by Scott Causey, GWP Resource Correspondent
“Got 30 down at the bottom 30 mo’ at the top
All invisible set in little ice cube blocks
If I could call it a drink call it a smile on da rocks
If I could call out a price lets say I call out alot
I got like PLATINUM and white gold traditional gold
I’m changing grillz everyday like Jay change clothes”
While I don’t recommend you store your precious metals in your “grillz”, many more people would be well advised to pay more attention to platinum these days. Historically speaking, more often than not, platinum has been more expensive than gold. For very good reasons. Not the least of which is that production of platinum is almost totally isolated to one part of the world. 70% of platinum production comes from South Africa. Global mining production of platinum is a tiny 6 million ounces. Less than 5% of the production of gold. Above ground, stockpiles are only enough to meet less than one year of industrial demand.
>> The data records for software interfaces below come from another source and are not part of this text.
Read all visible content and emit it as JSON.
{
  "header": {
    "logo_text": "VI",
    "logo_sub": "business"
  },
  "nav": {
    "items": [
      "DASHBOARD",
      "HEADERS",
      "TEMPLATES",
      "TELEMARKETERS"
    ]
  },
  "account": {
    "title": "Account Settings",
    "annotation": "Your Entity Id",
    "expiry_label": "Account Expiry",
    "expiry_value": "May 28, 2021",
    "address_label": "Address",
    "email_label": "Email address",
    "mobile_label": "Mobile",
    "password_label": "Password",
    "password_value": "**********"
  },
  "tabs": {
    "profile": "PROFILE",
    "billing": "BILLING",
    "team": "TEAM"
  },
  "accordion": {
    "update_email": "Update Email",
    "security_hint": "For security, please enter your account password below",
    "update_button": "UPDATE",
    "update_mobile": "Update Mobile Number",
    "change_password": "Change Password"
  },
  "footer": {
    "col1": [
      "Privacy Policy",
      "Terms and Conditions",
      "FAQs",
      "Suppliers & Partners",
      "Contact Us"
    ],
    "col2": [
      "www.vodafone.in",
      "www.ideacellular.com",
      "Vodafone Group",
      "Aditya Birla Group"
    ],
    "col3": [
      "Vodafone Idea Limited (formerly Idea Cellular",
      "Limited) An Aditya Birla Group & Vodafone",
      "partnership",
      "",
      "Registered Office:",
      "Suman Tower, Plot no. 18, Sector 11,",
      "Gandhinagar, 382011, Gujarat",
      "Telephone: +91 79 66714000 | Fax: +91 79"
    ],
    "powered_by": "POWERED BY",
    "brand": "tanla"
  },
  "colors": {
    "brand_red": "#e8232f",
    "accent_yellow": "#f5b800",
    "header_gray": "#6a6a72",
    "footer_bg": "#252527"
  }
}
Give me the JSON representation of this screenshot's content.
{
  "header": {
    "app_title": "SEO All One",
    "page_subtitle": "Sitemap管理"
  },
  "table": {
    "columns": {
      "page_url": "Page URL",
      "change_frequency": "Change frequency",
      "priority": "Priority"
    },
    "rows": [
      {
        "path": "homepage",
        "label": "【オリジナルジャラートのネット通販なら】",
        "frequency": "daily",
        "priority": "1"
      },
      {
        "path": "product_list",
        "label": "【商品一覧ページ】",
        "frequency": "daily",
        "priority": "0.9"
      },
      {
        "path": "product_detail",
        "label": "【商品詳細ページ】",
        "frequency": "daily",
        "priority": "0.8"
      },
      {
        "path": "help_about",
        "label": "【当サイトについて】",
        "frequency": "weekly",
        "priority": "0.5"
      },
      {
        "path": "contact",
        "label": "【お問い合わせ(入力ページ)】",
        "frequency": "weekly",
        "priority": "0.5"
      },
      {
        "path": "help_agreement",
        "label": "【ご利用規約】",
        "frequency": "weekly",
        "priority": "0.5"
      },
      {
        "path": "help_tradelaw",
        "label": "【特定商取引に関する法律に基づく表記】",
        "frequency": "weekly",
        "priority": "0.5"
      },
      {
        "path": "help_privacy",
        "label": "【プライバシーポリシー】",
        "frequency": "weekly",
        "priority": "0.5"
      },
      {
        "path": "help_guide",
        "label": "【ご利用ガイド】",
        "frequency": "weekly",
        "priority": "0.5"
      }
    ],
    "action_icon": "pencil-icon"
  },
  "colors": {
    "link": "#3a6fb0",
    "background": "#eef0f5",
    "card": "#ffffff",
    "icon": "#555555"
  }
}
While Apartheid may have ended years ago, recent events have shown that South African mining production is anything but stable. Just a few days ago, violence erupted in one of the most important platinum regions and mines in the world. The Lonmin platinum mine in South Africa has seen huge protests from miners who obviously feel they have nothing to lose. At the height of the bloodshed, 34 miners were shot and killed by local police that felt threatened by the demonstrations. South Africa has a very long history of this sort of violence and these recent events will do nothing but bring back a lot of bad memories on both sides of the debate.
Why would a man be willing to die to try and get a higher wage from his employer? In a word, FOOD. Most of these workers are paid very meager wages, and while a basic staple like rice going up in price might not affect your family dramatically, that does not mean that these people don’t see it as a matter of life and death.
Everyone surely has heard by now that the drought throughout America has destroyed a huge part of the crop this year. Six months from now, that is going to have enormous implications for food prices going even higher. Shortages in basic food commodities are nothing new in 3rd world countries.
What is fairly new and not going to change anytime soon is the rate at which food prices are going up and how they are outstripping wage increases even in the developed world. This is a guaranteed recipe for continuing battles between all miners and the people in remote parts of the world that they employ. In the short to medium term, this is going to get worse rather than better. What is 100% baked into the cake is further supply disruptions for commodities of all types.
Platinum is such a tiny market production that these kinds of supply disruptions are going to have enormous implications for prices going forward. The largest application of platinum is for automobile catalytic convertors. New car sales in the United States are up 49% in the first half of 2012 from just 3 years ago. China is now selling more automobiles than the United States. Any slowdown of automobile sales is more than likely to be offset and then some by mining supply disruptions due to exploding food costs. Platinum is also seen as a store of wealth by many investors and are minted into 1 ounce coins just as gold is.
If you have ever looked into obtaining physical platinum, it should be obvious just how tight the market is, even before South Africa experienced its recent violence. Delays to take delivery of platinum are already running into months. Lonmin Platinum Mine is the third largest miner of platinum in the world. The chaos in South Africa has also spread to major gold producer, Gold Fields. 12,000 workers have gone on strike there and the company says they are losing 1660 ounces of gold production a day.
If you see parallels between what is going on at these mines and the movie “Blood Diamonds”, you would be absolutely correct. If you have moral reservations about obtaining precious metals because of the conditions that they are produced in, I can understand that. What I would like to ask you rhetorically is this; If the worst does come to pass in your own country and the dollar goes up in smoke, what is your plan for food?